Injury Prevention and Concussions

Injuries can occur in sport for young athletes. Roughly 40% of children who are admitted to the hospital experienced a sport related injury. Children are also more likely to sustain a concussion than adults. In light of these findings, it is important that officials, coaches, and parents are able to mitigate the risks and handle injury in the most appropriate way.

The aftermath of an injury not only effects the athlete physically, but emotionally, socially, and financially as well. There are serious long term consequences if an athlete does not receive proper care after sustaining an injury. Therefore it is important everyone can recognize the signs and symptoms of an injury and respond to it in a timely and effective way.

Concussion Resources

Return to Play

To come back from a brain injury such as a concussion, one must be able to rest and fully recover before returning to full participation. Management of a concussion should be in accordance of  the Canadian Guideline on Concussion in Sport. To be allowed to participate in sport again. One must obtain a Medical Clearance Form.




Canadian Concussion Guidelines

Parachute Canada is Canada’s national charity for injury prevention and they developed the Canadian Concussion Guidelines that is dedicated to inform everyone on consistent and research based evidence on concussion.

Recommendations include:

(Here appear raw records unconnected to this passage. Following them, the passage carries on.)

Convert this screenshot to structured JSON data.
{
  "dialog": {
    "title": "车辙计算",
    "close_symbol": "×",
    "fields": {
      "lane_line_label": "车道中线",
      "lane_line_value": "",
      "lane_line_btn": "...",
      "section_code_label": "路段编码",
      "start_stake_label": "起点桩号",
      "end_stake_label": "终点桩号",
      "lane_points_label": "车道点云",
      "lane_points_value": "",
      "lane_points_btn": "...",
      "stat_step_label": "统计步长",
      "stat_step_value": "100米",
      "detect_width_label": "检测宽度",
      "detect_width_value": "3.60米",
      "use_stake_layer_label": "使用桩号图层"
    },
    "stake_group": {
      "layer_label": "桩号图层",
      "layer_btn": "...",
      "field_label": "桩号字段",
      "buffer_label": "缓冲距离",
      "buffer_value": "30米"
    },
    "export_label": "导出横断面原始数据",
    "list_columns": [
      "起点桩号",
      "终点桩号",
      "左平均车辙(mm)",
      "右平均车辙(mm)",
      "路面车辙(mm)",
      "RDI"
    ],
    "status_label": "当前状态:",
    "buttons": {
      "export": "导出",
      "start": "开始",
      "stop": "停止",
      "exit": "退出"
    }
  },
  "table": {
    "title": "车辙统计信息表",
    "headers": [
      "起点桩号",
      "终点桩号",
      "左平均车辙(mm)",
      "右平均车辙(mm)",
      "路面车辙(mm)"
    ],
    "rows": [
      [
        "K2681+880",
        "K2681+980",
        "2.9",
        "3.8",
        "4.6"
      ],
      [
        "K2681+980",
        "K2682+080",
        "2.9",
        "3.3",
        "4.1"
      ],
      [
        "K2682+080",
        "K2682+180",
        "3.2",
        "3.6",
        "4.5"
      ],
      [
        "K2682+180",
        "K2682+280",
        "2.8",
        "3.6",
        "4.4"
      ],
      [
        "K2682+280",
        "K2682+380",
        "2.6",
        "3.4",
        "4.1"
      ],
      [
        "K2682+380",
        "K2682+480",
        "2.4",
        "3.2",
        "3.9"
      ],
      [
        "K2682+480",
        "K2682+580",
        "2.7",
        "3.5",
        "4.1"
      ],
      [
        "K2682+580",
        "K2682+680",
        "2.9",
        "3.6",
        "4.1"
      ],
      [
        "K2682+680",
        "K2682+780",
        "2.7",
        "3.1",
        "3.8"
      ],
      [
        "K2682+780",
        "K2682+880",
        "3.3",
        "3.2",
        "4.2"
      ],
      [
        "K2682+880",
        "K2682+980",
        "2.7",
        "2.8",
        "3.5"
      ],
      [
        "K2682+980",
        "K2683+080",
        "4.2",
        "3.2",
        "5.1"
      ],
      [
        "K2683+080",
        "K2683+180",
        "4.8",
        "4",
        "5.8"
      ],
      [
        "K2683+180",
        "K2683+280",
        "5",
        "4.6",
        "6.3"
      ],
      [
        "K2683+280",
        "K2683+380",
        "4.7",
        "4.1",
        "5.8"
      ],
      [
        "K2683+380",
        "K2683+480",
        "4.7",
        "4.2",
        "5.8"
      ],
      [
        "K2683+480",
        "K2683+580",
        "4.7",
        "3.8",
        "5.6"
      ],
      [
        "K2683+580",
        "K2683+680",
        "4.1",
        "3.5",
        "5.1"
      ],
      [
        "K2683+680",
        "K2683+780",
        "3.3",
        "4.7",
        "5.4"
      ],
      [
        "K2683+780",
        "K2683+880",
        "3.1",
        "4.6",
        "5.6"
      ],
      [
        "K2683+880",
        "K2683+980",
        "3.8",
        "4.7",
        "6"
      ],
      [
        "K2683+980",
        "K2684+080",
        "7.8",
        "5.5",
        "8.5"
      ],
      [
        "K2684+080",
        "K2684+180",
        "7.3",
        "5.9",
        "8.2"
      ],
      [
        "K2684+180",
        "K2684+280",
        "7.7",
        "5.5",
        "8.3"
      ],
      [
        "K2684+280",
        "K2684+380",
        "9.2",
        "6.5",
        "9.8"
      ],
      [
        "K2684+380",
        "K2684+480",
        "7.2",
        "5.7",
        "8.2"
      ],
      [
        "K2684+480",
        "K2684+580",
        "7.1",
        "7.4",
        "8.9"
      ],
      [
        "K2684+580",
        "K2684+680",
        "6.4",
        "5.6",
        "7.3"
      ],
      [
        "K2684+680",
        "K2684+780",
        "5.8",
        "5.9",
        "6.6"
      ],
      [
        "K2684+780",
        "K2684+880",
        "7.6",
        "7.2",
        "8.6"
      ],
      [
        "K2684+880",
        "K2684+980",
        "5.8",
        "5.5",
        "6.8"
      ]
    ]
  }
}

  1. Pre-season education
  2. Head Injury Recognition
  3. On-site Medical Assessments
  4. Medical Assessments
  5. Concussion Management
  6. Multidisciplinary Concussion Care
  7. Return to Sport


Scroll to Top